Living in the world, we constantly make adjustments and accommodations to a sense of context based on our histories, our knowledge and experience. Everything we observe or undergo must fit into what is familiar to us from the past in order that we may keep our bearings in the present and profit from or not be harmed by new exposure.
That principle also applies to looking at art, a process that entails framing our experiences with what we know from the history of styles, materials and techniques and our acquaintance (or lack thereof) with the artist.
Encountering recent watercolors and acrylic paintings by Juan Rojo at Jay Etkin Gallery, on display through Aug. 30, I was consistently thrown off-base by the myriad references, inferences and ghostlike emanations that inhabit this artist’s works, and I’m not unaccustomed to his methods and concerns. Threads of the ceremonial and ritualistic run through these pieces, as well as notes of the perverse and the sinister married to the benign and the highly decorative. One series of watercolors titled “Masquerade” seems to explain a great deal about Rojo’s approach; it’s all contemporary play and baroque theatricality, rich with disguise and costume bent by a slightly warped and wicked Catholic temper.
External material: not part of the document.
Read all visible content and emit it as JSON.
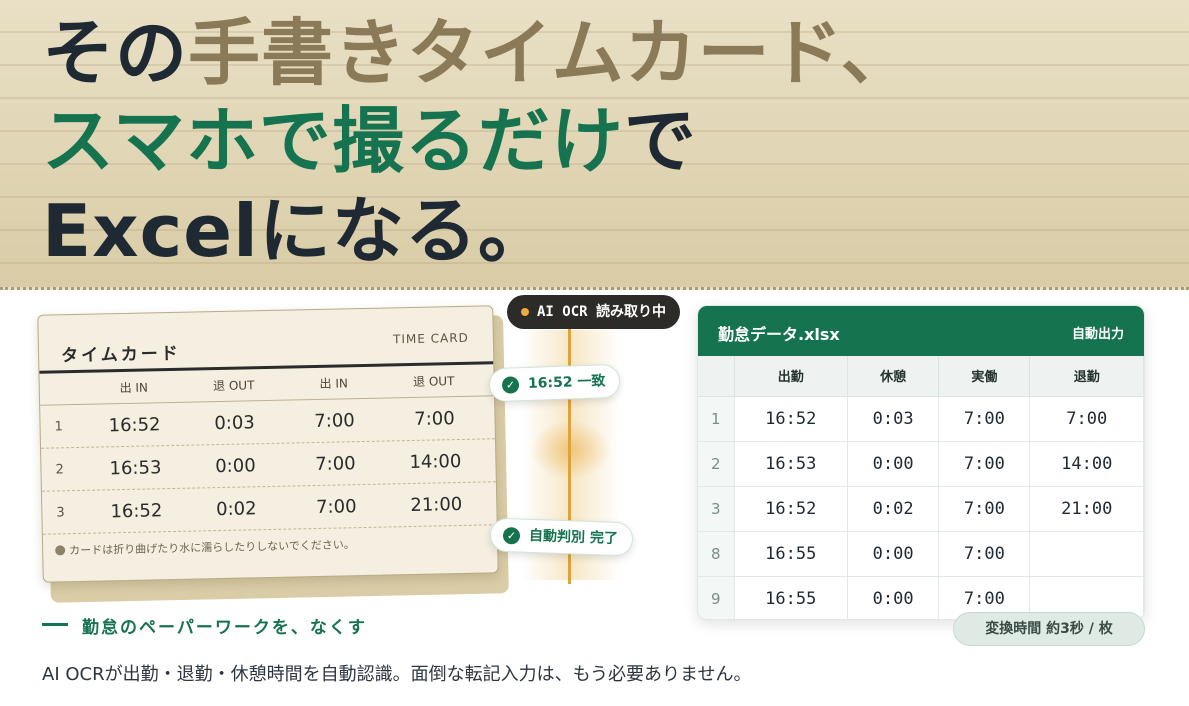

Take the large painting “Annunciation.” The subject — the announcement to Mary by the angel Gabriel that she will bear God’s child — was of utmost importance during the late Middle Ages, the Renaissance and the Baroque period. Rojo’s version, however, takes the form of a tradition pieta, the well-known motif in which the Virgin Mary holds the body of the crucified At Jay Etkin Gallery through August 30 942 South Cooper Call 901-550-0064 or visit jayetkingallery.com